### AVAILABLE RECORDS ###
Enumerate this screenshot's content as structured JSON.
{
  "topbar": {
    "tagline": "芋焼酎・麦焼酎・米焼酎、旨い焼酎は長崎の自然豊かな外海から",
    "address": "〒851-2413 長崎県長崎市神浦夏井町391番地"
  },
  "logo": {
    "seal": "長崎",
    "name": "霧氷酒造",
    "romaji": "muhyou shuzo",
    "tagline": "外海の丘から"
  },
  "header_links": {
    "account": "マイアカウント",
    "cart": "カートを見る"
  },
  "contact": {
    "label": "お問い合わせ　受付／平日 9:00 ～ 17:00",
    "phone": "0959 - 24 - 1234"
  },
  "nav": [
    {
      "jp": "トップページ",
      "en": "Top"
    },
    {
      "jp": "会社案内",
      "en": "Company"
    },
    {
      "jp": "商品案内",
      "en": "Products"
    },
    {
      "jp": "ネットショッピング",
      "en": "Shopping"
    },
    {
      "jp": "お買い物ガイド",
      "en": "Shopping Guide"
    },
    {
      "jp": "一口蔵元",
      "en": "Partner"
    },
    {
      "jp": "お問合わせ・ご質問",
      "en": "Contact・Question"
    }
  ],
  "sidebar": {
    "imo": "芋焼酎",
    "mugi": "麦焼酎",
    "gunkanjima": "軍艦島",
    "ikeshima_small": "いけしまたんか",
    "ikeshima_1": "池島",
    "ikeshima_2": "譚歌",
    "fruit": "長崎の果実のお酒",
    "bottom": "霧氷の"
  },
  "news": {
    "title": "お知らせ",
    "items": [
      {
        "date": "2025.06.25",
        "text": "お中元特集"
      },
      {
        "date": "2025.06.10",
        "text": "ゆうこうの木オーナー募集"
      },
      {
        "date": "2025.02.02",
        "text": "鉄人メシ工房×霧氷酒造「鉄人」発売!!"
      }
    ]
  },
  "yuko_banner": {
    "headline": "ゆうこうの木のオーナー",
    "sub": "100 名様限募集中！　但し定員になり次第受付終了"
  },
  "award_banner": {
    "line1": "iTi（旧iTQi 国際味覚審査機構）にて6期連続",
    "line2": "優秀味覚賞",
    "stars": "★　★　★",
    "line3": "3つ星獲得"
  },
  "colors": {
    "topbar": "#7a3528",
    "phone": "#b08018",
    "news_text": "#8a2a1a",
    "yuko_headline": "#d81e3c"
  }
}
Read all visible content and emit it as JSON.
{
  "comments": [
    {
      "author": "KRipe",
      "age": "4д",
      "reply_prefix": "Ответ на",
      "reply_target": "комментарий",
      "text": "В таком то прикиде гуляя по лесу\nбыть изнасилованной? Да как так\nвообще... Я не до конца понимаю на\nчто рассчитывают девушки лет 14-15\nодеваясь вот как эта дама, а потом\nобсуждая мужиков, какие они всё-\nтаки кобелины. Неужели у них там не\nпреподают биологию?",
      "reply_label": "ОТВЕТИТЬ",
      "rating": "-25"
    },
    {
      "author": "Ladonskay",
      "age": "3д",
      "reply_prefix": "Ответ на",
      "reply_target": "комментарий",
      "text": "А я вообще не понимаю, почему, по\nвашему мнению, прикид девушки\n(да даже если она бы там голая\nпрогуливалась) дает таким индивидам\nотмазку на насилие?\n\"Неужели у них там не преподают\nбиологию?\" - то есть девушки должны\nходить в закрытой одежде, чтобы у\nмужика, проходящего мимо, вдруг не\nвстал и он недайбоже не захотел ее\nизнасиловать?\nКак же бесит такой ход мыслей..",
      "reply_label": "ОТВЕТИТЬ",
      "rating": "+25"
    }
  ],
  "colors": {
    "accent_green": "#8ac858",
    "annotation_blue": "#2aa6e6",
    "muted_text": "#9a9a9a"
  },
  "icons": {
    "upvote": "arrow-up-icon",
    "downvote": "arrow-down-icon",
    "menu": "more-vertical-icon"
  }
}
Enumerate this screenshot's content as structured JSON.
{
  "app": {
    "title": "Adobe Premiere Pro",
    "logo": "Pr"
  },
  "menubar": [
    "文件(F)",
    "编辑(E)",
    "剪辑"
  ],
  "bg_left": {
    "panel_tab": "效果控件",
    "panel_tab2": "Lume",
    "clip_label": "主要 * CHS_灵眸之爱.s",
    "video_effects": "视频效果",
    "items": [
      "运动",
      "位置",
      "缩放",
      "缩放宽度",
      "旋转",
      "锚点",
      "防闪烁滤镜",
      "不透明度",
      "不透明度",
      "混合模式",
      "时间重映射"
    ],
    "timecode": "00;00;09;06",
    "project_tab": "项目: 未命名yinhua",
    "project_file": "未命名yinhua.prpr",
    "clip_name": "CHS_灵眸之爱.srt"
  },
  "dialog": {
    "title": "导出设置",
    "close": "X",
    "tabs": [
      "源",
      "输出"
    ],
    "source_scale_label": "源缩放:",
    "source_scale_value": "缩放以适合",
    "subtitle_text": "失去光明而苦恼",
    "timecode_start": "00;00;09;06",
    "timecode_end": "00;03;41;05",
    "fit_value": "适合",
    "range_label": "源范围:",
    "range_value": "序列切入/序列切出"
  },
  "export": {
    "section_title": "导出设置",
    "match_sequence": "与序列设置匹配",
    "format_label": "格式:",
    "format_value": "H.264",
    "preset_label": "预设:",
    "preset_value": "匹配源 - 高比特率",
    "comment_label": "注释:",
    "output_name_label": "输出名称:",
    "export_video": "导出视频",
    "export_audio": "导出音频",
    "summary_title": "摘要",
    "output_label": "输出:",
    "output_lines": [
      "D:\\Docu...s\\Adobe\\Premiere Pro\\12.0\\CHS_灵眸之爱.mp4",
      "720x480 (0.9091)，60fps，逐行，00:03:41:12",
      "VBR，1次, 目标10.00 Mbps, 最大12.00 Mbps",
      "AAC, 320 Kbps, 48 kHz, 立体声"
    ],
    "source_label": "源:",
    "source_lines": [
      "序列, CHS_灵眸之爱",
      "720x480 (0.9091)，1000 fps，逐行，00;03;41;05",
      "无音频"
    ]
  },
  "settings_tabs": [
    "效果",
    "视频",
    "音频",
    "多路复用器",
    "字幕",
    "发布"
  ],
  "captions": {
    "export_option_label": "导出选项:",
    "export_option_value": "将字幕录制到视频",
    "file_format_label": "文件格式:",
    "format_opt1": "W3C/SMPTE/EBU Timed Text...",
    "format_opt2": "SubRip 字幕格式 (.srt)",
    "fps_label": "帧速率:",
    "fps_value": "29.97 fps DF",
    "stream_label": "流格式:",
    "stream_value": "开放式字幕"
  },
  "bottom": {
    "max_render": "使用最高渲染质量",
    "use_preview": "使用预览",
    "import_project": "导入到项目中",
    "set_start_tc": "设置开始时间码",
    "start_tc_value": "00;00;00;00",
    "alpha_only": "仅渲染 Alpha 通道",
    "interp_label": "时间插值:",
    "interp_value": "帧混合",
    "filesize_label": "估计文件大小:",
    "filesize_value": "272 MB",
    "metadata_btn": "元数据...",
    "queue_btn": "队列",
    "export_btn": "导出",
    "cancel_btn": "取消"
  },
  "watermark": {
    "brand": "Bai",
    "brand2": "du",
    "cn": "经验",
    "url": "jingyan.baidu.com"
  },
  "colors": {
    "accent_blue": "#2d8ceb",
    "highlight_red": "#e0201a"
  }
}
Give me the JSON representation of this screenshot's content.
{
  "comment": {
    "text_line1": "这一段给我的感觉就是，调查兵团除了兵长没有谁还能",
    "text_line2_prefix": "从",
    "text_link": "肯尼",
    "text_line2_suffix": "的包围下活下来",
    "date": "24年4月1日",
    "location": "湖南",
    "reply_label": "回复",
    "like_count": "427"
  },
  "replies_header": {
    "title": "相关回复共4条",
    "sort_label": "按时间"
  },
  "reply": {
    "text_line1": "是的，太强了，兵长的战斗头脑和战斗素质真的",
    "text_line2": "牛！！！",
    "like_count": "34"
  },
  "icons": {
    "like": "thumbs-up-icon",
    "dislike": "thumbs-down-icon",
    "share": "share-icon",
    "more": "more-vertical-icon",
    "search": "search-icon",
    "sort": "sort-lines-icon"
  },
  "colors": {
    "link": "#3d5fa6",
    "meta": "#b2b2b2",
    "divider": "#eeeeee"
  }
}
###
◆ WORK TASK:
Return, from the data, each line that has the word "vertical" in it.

◆ RESPONSE AREA:
    "menu": "more-vertical-icon"
    "more": "more-vertical-icon",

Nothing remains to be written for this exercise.